According to a complaint filed by the border observatory of Migreurop, “closed” centers- authentic places of the privation of freedom- serve, in general, to identify people and examine their situation with regards to their admission to or deportation from the territory. But other places that are considered to be “open,” mostly provisional lodgings for asylum seekers in isolated areas, follow the same logic: under the pretext of “taking in” immigrants, it allows for their administrative and social control.
Added to these official forms of detention are the “invisible” places of internment, informal spaces in which, with the pretext of an emergency, authorities detain people out of sight and at the margins of legality (in police stations, stadiums, parking lots, prisons, (air)ports, hotel rooms, etc.). Ultimately, the segregation of foreigners condemns them to wandering about and confines them to the limits of border zones and neighborhoods in which they have no choice but to remain and be subjected to precarity.
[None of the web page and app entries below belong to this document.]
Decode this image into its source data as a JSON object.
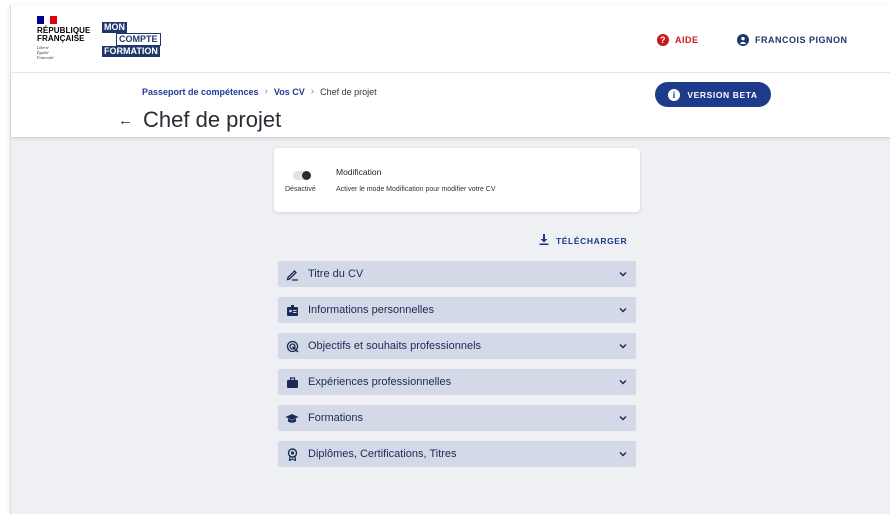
{
  "header": {
    "republic": [
      "RÉPUBLIQUE",
      "FRANÇAISE"
    ],
    "motto": [
      "Liberté",
      "Égalité",
      "Fraternité"
    ],
    "brand": [
      "MON",
      "COMPTE",
      "FORMATION"
    ],
    "help_label": "AIDE",
    "user_label": "FRANCOIS PIGNON",
    "help_icon": "question-circle-icon",
    "user_icon": "user-circle-icon",
    "colors": {
      "primary": "#1e3a8a",
      "danger": "#c9191e"
    }
  },
  "breadcrumb": {
    "items": [
      "Passeport de compétences",
      "Vos CV",
      "Chef de projet"
    ]
  },
  "page": {
    "title": "Chef de projet",
    "back_icon": "arrow-left-icon",
    "beta_label": "VERSION BETA",
    "beta_icon": "info-circle-icon"
  },
  "modification": {
    "title": "Modification",
    "status": "Désactivé",
    "description": "Activer le mode Modification pour modifier votre CV",
    "enabled": false
  },
  "download": {
    "label": "TÉLÉCHARGER",
    "icon": "download-icon"
  },
  "sections": [
    {
      "label": "Titre du CV",
      "icon": "pen-icon"
    },
    {
      "label": "Informations personnelles",
      "icon": "id-badge-icon"
    },
    {
      "label": "Objectifs et souhaits professionnels",
      "icon": "target-icon"
    },
    {
      "label": "Expériences professionnelles",
      "icon": "briefcase-icon"
    },
    {
      "label": "Formations",
      "icon": "graduation-cap-icon"
    },
    {
      "label": "Diplômes, Certifications, Titres",
      "icon": "award-icon"
    }
  ]
}
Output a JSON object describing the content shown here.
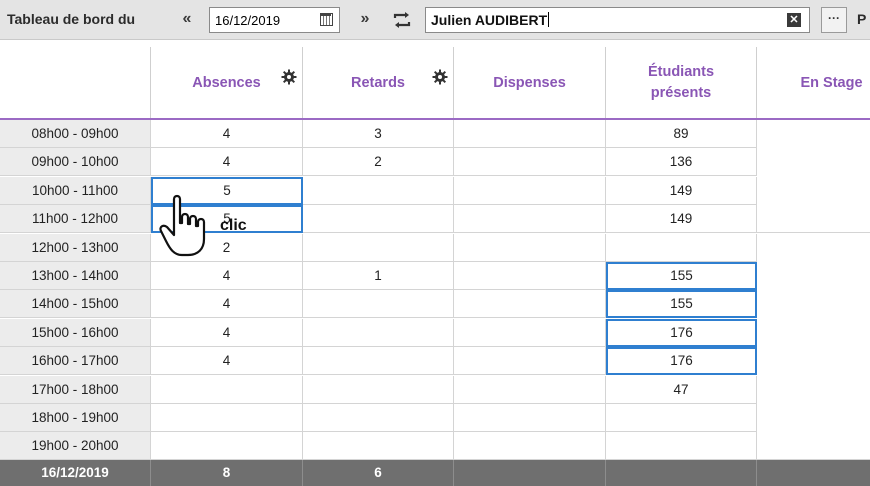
{
  "toolbar": {
    "label": "Tableau de bord du",
    "prev_icon": "«",
    "next_icon": "»",
    "date": "16/12/2019",
    "user": "Julien AUDIBERT",
    "clear_icon": "✕",
    "more_button": "···",
    "more_label": "P"
  },
  "columns": {
    "absences": "Absences",
    "retards": "Retards",
    "dispenses": "Dispenses",
    "etudiants": "Étudiants présents",
    "stage": "En Stage"
  },
  "rows": [
    {
      "time": "08h00 - 09h00",
      "abs": "4",
      "ret": "3",
      "disp": "",
      "etu": "89"
    },
    {
      "time": "09h00 - 10h00",
      "abs": "4",
      "ret": "2",
      "disp": "",
      "etu": "136"
    },
    {
      "time": "10h00 - 11h00",
      "abs": "5",
      "ret": "",
      "disp": "",
      "etu": "149"
    },
    {
      "time": "11h00 - 12h00",
      "abs": "5",
      "ret": "",
      "disp": "",
      "etu": "149"
    },
    {
      "time": "12h00 - 13h00",
      "abs": "2",
      "ret": "",
      "disp": "",
      "etu": ""
    },
    {
      "time": "13h00 - 14h00",
      "abs": "4",
      "ret": "1",
      "disp": "",
      "etu": "155"
    },
    {
      "time": "14h00 - 15h00",
      "abs": "4",
      "ret": "",
      "disp": "",
      "etu": "155"
    },
    {
      "time": "15h00 - 16h00",
      "abs": "4",
      "ret": "",
      "disp": "",
      "etu": "176"
    },
    {
      "time": "16h00 - 17h00",
      "abs": "4",
      "ret": "",
      "disp": "",
      "etu": "176"
    },
    {
      "time": "17h00 - 18h00",
      "abs": "",
      "ret": "",
      "disp": "",
      "etu": "47"
    },
    {
      "time": "18h00 - 19h00",
      "abs": "",
      "ret": "",
      "disp": "",
      "etu": ""
    },
    {
      "time": "19h00 - 20h00",
      "abs": "",
      "ret": "",
      "disp": "",
      "etu": ""
    }
  ],
  "footer": {
    "date": "16/12/2019",
    "abs_total": "8",
    "ret_total": "6"
  },
  "annotation": {
    "clic": "clic"
  },
  "colors": {
    "header_text": "#8a56b5",
    "selection": "#2f7fd0",
    "footer_bg": "#6f6f6f"
  }
}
References Campaña por el cierre de los CIE (2013): ¿Cuál es el delito? Informe de la Campaña por el cierre de los Centros de Internamiento: el caso de Zapadores. CEAR (2009): Situación de los Centros de Internamiento para Extranjeros en España. Informe Técnico en el marco del estudio europeo DEVAS. Ley Orgánica 4/2000, de 11 de enero, sobre derechos y libertades de los extranjeros en España y su integración social. Ley Orgánica 7/1985, de 1 de julio, sobre derechos y libertades de los extranjeros en España. Manzaneda, C. (2014): Luces y sombras del nuevo reglamento de los CIE. El País, 19 de marzo de 2014. Migreurop (2013): Boletín nº 2, abril de 2013. Orden Ministerial de 22 de febrero de 1999, sobre normas de funcionamiento y régimen interior de los CIE. Pueblos Unidos (2013): Atrapados tras las rejas. Informe 2012 sobre los Centros de Internamiento de Extranjeros (CIE) en España. Marzo 2013. Real Decreto 162/2014, de 14 de marzo, por el que se aprueba el reglamento de funcionamiento y régimen interior de los centros de internamiento de extranjeros. VV.AA. (2013): ¿Qué hacemos para conectar la crítica a la movilidad en el capitalismo con la lucha contra las políticas migratorias y las fronteras? AKAL, Madrid. Women’s Link Worldwide (2012): Mujeres en los centros de internamiento de extranjeros (CIE). Realidades entre rejas. by CEAR